Deprived areas of Derry and Strabane Council area have some of the highest premature death rates in the UK, new research has shown.
In the poorer parts of DCSDC area, there were 445 avoidable deaths per 100,000 between 2012 and 2016. This was the second highest rate of avoidable deaths in the UK, behind Belfast at 517 per 100,000.
Figures show that across the UK the mortality rate from avoidable causes is more than three times higher in deprived areas than in the most affluent.
Avoidable deaths is a death under the age of 75 from causes that are considered avoidable in the presence of ‘timely and effective healthcare’ or ‘public health interventions’.
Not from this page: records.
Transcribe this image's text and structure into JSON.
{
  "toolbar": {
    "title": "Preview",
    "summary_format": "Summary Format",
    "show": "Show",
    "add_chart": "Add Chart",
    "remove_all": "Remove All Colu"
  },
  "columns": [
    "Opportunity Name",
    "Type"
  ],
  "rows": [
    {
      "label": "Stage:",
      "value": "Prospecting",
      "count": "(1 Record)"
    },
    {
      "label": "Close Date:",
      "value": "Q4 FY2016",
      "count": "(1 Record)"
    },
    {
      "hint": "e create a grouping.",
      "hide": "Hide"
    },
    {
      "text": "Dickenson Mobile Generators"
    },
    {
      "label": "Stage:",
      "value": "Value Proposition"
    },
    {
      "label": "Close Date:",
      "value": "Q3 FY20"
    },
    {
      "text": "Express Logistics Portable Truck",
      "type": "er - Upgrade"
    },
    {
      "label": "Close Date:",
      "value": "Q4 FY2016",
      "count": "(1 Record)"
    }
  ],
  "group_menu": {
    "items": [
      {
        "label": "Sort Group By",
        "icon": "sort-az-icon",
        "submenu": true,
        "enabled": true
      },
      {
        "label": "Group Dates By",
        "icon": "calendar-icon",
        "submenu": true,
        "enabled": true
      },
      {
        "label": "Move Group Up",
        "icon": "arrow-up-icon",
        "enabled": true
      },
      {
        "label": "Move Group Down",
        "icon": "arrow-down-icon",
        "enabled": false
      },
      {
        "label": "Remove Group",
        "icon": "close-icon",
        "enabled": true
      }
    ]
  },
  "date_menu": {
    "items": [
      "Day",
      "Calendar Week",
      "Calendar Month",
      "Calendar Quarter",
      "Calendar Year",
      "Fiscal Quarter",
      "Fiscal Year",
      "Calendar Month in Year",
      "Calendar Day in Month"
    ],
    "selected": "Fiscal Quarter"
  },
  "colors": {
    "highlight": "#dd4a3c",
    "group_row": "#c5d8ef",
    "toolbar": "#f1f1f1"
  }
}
Included in the list are deaths from health conditions deemed preventable or treatable such as heart disease, some cancers, respiratory diseases and type 2 diabetes, accidental or self-inflicted injuries, infections and drug use disorders.
A spokesperson for the Department of Health said: “Reducing inequalities in health is a huge challenge which requires sustained collaboration across government departments and agencies, local government, the community and voluntary sector, businesses and with communities themselves to address the factors which impact on health and wellbeing, both locally and regionally.
“Departments are working together on a range of issues, including mitigating the impacts of poverty, offering parenting and family support and tackling alcohol and drug misuse.”
Local Sinn Fein Councillor and health spokesperson, Patricia Logue, said there needs to be a ‘united, concerted approach to tackle health inequalities.’
“This analysis is yet further evidence of the existence of significant health inequalities within our society with a higher proportion of avoidable deaths for those living in deprived areas.
“It is not acceptable that where you live can affect how long you live.”